Post by Mandryka Post by MiNe109 Post by Mandryka
Just one quick point. Don't confuse the composition with the
score. Not everything which was part of the composer's conception
is written, partly because he just assumed that it would be
played on certain types of keyboard, with certain performance
What has got me thinking about this recently was a comment about
playing Mozart on clavichord. I believe Mozart owned and played
clavichords. The comment basically said that when you play on a
clavichord the instrument guides you about tempo. This musician
was playing the Mozart sonatas much more slowly than we've become
used to, and he was led to that choice by the reverb on the
The Mozart clavichord performances I've heard are by Arthur
Schoonderwoerd and Wim Winters. The latter seems closest to your
description to me.
Maybe, I would have to listen to the Schoonderwoerd again. I haven’t
heard the Winters. I don’t believe he uses a real clavichord. It’s
too loud, like a concert instrument. I once asked him about the
instrument but he was reluctant to talk about it.
It's hard to determine the correct playback level for clavichord. I
tried one once that was nearly inaudible in the room. One has to guess
how close the microphones are. Listening too loud gives a false sense of
the relative levels of attack and sustain. Sometimes there's a rustle of
page-turning as a clue.
Winters has videos on YouTube that show a large instrument, identified
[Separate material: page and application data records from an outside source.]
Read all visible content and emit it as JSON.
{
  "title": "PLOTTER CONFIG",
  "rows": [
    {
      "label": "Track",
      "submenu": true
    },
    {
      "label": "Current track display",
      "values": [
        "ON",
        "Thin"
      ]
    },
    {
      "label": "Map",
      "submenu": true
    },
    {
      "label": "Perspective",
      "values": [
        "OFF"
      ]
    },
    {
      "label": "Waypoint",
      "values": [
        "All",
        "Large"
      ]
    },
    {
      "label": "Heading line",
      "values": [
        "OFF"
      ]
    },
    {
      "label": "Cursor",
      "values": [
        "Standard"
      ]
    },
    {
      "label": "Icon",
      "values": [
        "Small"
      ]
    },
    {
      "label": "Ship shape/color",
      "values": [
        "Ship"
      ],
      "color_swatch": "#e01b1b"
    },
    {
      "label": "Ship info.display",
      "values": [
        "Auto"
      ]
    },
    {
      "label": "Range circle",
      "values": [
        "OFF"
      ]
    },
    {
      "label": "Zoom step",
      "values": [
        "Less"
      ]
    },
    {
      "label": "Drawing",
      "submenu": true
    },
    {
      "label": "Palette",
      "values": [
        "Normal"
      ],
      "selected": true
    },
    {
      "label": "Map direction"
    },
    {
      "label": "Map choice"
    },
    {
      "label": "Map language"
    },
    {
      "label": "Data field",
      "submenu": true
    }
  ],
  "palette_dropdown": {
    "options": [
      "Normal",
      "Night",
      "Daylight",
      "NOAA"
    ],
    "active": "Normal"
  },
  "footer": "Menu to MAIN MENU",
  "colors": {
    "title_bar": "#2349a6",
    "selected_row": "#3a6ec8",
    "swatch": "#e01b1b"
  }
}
as "Potvlieghe 2009 Saxon clavichord." He also has an idiosyncratic way
of interpreting metronome marks which leads to slower tempos than usual.
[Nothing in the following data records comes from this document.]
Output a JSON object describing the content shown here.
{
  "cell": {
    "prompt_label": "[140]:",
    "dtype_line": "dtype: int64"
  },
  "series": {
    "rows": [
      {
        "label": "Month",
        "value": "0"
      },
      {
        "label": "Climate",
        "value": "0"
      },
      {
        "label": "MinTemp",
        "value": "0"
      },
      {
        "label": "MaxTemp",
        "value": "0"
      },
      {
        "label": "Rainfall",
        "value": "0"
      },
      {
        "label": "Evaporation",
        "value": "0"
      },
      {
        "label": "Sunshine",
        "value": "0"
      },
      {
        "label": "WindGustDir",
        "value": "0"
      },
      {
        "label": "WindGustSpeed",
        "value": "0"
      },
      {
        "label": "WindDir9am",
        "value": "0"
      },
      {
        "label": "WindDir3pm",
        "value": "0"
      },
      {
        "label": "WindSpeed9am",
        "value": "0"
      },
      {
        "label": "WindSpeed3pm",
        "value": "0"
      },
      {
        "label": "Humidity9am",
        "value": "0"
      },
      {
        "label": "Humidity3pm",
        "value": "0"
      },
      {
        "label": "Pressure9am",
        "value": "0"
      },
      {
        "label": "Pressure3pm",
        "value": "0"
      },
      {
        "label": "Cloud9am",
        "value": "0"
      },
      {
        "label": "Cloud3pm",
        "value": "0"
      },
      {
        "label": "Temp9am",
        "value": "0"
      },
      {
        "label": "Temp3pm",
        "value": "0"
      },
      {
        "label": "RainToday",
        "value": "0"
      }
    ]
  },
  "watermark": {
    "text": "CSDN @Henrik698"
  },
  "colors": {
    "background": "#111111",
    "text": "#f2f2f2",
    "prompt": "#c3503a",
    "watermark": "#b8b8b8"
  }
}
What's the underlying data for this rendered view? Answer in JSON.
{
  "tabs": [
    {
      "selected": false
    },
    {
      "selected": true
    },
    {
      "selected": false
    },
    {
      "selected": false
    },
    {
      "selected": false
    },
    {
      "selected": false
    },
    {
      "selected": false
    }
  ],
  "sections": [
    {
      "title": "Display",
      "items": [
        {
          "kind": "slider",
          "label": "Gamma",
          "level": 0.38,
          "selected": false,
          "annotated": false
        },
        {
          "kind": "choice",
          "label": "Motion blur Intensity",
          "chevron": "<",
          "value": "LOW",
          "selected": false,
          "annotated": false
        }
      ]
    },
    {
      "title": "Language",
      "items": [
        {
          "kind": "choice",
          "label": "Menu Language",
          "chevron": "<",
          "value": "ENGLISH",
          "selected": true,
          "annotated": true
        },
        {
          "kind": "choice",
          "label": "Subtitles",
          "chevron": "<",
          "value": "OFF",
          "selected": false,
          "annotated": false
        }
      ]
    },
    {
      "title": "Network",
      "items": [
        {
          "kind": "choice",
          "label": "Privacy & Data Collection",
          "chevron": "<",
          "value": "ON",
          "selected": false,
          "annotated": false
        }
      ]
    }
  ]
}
For KV 576, recorded by both, the timings show Winters (9:31, 10:12,
8:23) and Schoonderwoerd (6:21, 5:25, 4:56). I suppose the slower tempos
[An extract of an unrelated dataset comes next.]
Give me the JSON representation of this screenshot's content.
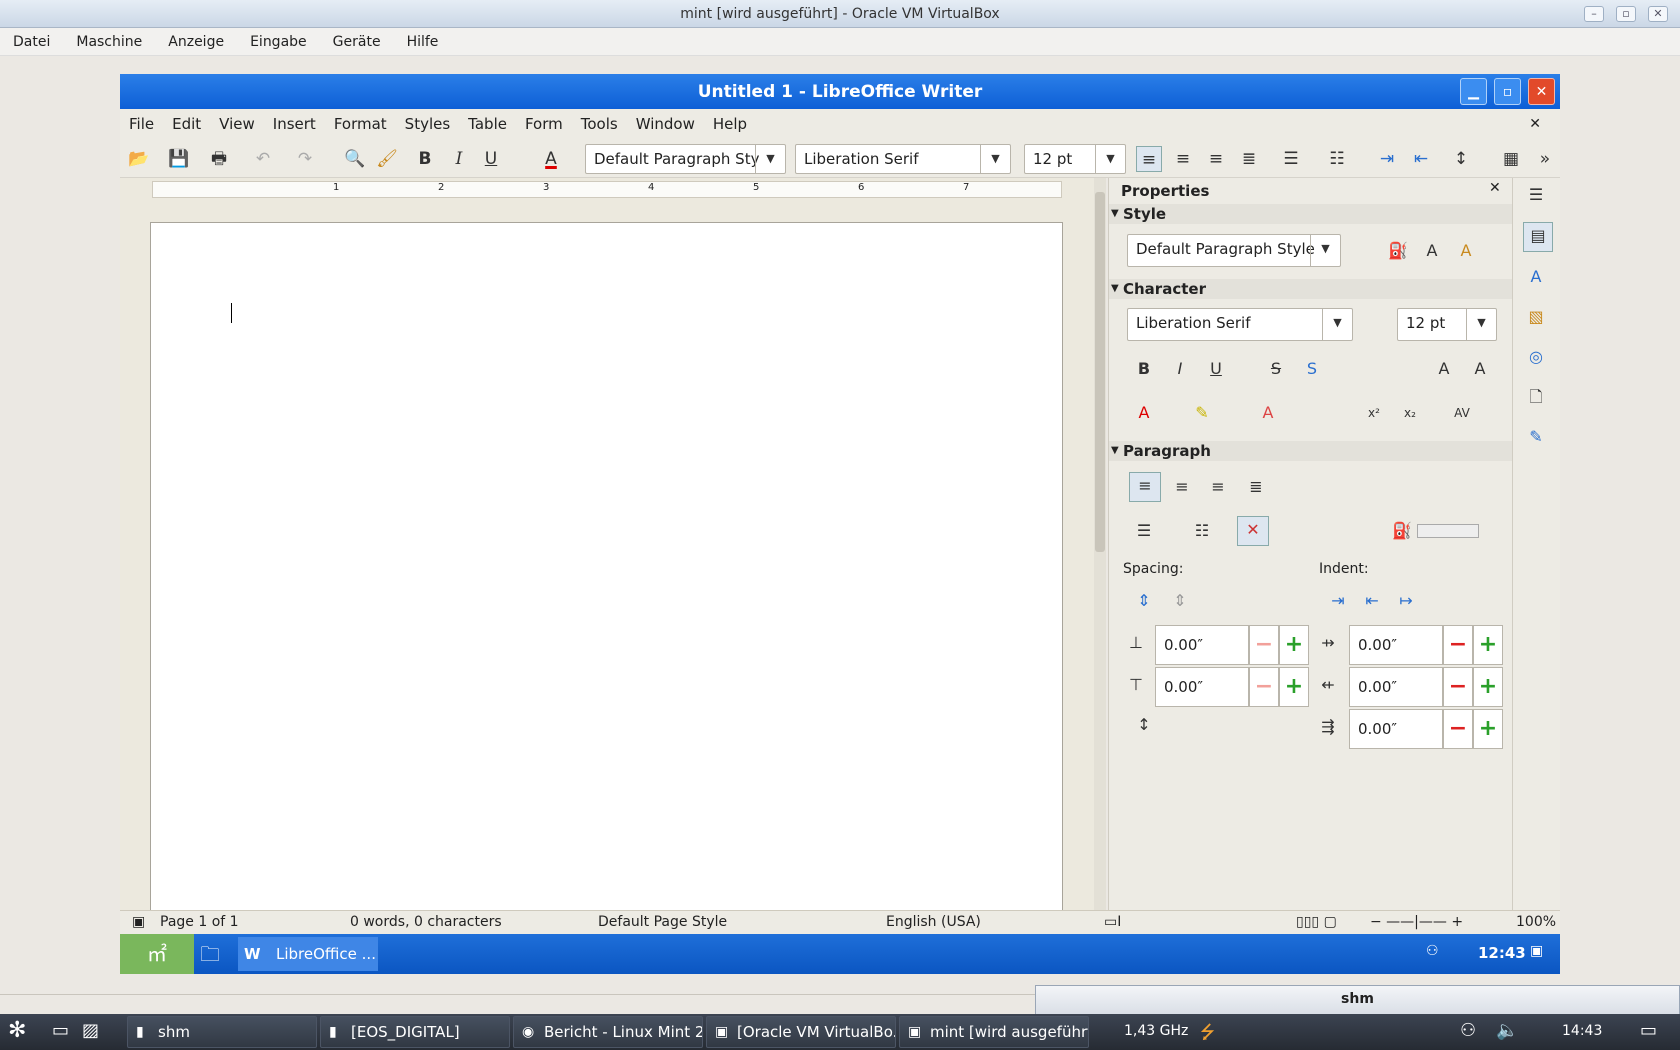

are from the metronome rather than responding to the instrument as your